Personal tools
You are here: Home development PdMessages

Edit history

Edit: -1 of 1
Time: 2020-04-21 14:28:01
Note: /pd/pd/dev/PdMessages/edit

This is Frank Barknecht's take on how more clearly define things in PdDefinitions:

Messages in Pd

Objects in Pd send each other various data in the form of messages.
Messages can transport various kinds of information: single numbers
and words, groups of numbers and words etc. Understanding the various
ways to built and work with messages is a key to understanding Pd. 

Nomenclature (not scientific)

 something you count and compute with like 1, 0.1, 1.21e+20

  Any atomic element that is not a valid number is considered a word                               
  or symbol, though we avoid the term "symbol" in this context to not                               
  confuse it with Pd's "symbol-messages". This includes, but is not                                 
  limited to the things you can look up in a dictionary. More                                       
  specifically a word is a string sequence that does not contain                                    
  whitespace (unless properly escaped), semicolons or commas and is 
  not a functional representation of a number.

  **Important note about "exotic" words:** It is possible to create words that
  at first glance look like a number with ``makefilename %d``. Internally these
  are of type "A_SYMBOL" in Pd and they are not functional as real numbers
  (i.e. you cannot do math or count and compute with them), but you can use
  them as selectors.  They are seldomly used, but you should be aware of
  their existence. Besides these digit-words some other exotic words include
  the symbols for non-printable characters like BACKSPACE or SPACE, which can
  be created by sending their ASCII-code numbers to ``makefilename %c``

  In the following all these are included when we talk about "words".

Atomic messages


The most basic message is "bang". It consists of the single word
"bang" for example written in a message box. There also is the
object ``bang`` (short ``b``) which transforms every incoming message to
a "bang"-message.

Anatomy of a bang-message:


A message that starts with the word "float" followed by exactly one number. The
first word "float" is also called the selector.  Examples "float 1", "float
-3.4", "float 1.21e+20". A message that only contains a number is a
float-message as well, the selector "float" then is implied.

Anatomy of a float-message: 
 float (can be implied)
 one number


A message that starts with the word "symbol" followed by (exactly)
one word. The first word "symbol" is also called the selector. If
there are more words or numbers following the data word, they get
truncated to create a proper symbol-message.

Anatomy of a symbol-message: 
     symbol (can not be implied!)
     one word

(Uhm, how to define a pointer?)


The official text by Miller (list-help.pd): 
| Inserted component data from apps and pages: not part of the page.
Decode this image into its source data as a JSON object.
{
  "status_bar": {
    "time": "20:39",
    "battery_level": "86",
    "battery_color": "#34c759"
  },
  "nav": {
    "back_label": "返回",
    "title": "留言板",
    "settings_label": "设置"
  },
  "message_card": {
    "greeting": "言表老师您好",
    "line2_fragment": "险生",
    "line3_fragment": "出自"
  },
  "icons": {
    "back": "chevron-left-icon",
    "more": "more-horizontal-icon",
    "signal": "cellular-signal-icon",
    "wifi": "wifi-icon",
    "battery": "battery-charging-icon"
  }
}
  Messages in Pd are somewhat artificially divided into two classes.
  First are data-holding messages (bang, float, symbol, list) which are
  the primary way of communicating between objects. Second is
  "everything else" (you could call them out-of-band messages or
  metamessages) that describe changes in configuration, read and write
  files, quit Pd, etc. These are provided so that complex objects don't
  need to have 100 separate inlets for every possible functionality.
  It's not clear whether this was a good design choice, but it's

  The distinction becomes visible, and ugly, when the leading item in
  a data-holding message is a symbol <editorial note: i.e. word, "fbar">;. In this case,
  to disambiguate it from the other sort, the printed form of the
  message has a selector, "list" or "symbol" prepended to it.
  Underneath, there is always a selector in front of data messages,
  but it is implied if the first data item is a number.
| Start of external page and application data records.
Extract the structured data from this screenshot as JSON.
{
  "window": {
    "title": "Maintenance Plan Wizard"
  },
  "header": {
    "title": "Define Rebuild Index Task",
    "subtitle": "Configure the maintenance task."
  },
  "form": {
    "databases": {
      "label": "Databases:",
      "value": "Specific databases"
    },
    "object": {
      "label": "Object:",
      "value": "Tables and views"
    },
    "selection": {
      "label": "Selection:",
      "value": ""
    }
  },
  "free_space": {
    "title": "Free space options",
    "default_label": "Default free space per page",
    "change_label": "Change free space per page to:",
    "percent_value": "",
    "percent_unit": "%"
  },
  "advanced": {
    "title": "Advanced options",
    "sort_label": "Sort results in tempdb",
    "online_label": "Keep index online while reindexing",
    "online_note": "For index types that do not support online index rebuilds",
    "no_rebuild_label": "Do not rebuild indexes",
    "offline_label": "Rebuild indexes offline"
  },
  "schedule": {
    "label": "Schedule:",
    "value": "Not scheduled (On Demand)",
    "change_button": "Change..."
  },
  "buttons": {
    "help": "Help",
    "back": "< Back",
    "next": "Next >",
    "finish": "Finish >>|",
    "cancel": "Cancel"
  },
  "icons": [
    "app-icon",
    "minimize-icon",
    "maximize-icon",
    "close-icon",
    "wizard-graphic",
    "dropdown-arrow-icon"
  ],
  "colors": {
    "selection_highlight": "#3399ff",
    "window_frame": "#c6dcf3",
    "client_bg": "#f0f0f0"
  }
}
My take: 

A list-message is a multi-element message starting with the word "list"
as selector. List-messages can be generated using the ``list`` object
family, which all convert their input to a list-message and - except
``list trim`` - they all output proper list-messages. ``list trim``
splits off the "list"-selector and just passes the data part of a

List-messages with just one element are handled specially, see

Anatomy of a list-message: 

     list (can be implied, if data starts with a number)

     normally at least two elements (words, numbers or
     pointers). One-element list-messages get converted to
     atomic messages, see below.
One-element lists

If a list-message's data contains zero or one elements, the message
gets  converted to an atomic message according to the following

No data:     
 conversion to bang-message.

One word:    
 conversion to symbol-message

One number:  
 conversion to float message.

One pointer: 
 conversion to pointer

Implied list-selector

A multi-element message that starts with a number is a list-message,
too. (Cf. implied selector in float-messages)


Messages that are neither pointers, float-, symbol-, list- nor

Meta-messages can be generated out of atomic and list-messages using
``list trim``. Many objects like ``openpanel``, ``tabread`` etc. accept
and generate meta-message for administrative tasks. 

Anatomy of a meta-message:

 a word that is not "float", "symbol", "list" nor "bang"



    "read -resize soundfile.wav"
    "set pd-%s"
    "/synth/param 0 127"

Hey, that was a short definition of meta-messages. 

Powered by IEM Powered by Plone Section 508 WCAG Valid XHTML Valid CSS Usable in any browser